Causes and Diagnoses

Causes and Diagnoses of Benign Skin Growths

Many benign skin growths are caused by years of exposure to the sun. Others run in families or appear to respond to hormonal changes. Pyogenic granulomas appear after damage to the skin from an injury.

Diagnosing benign skin growths

Most benign skin growths can be diagnosed during a physical exam. Some may look suspiciously like skin cancer. If so, your physician will take a biopsy (tissue sample) for closer analysis under a microscope.

Types of biopsies include:

  • Excisional biopsy: In this procedure, the entire lesion and part of the surrounding skin is removed with a scalpel. The wound is then closed with sutures, staples, steri-strips or surgical glue.
  • Incisional biopsy: In an incisional biopsy, only part of the lesion is removed.
  • Punch biopsy: Using a special tool, a short cylinder of tissue—like an apple core—is removed. The biopsy sample is removed and the edges of the wound are then stitched together.
  • Shave biopsy: Your physician will shave off the top layers of a lesion with a scalpel. Since part of the lesion can be left behind, you may need another procedure to completely remove it.

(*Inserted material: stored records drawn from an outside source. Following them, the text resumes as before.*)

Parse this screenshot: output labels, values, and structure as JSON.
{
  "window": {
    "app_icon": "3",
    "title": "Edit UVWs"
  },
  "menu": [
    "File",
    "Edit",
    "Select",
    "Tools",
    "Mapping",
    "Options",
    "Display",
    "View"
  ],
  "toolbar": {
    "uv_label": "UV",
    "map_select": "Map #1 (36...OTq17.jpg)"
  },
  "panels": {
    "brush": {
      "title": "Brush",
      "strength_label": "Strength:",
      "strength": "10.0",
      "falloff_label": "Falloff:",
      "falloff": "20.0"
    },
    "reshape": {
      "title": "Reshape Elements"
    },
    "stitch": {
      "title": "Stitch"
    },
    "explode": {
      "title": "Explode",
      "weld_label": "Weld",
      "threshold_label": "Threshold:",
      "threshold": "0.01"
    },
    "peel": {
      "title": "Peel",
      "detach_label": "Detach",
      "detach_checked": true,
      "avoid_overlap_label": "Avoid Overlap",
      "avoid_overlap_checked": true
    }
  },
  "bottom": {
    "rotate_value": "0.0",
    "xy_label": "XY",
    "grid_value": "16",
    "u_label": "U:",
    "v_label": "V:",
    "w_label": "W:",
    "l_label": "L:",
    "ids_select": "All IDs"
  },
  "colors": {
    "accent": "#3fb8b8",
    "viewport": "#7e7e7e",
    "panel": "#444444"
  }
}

If you have a number of benign skin growths, your physician may ask you to return for yearly skin cancer checks.

Related Resources

American Academy of Dermatology*

Legal Information
*

By clicking on these websites, you are leaving the Northwestern Medicine website. These websites are independent resources. Northwestern Medicine does not operate or control the content of these websites. By visiting these websites, you agree to this third party’s terms of use for their website.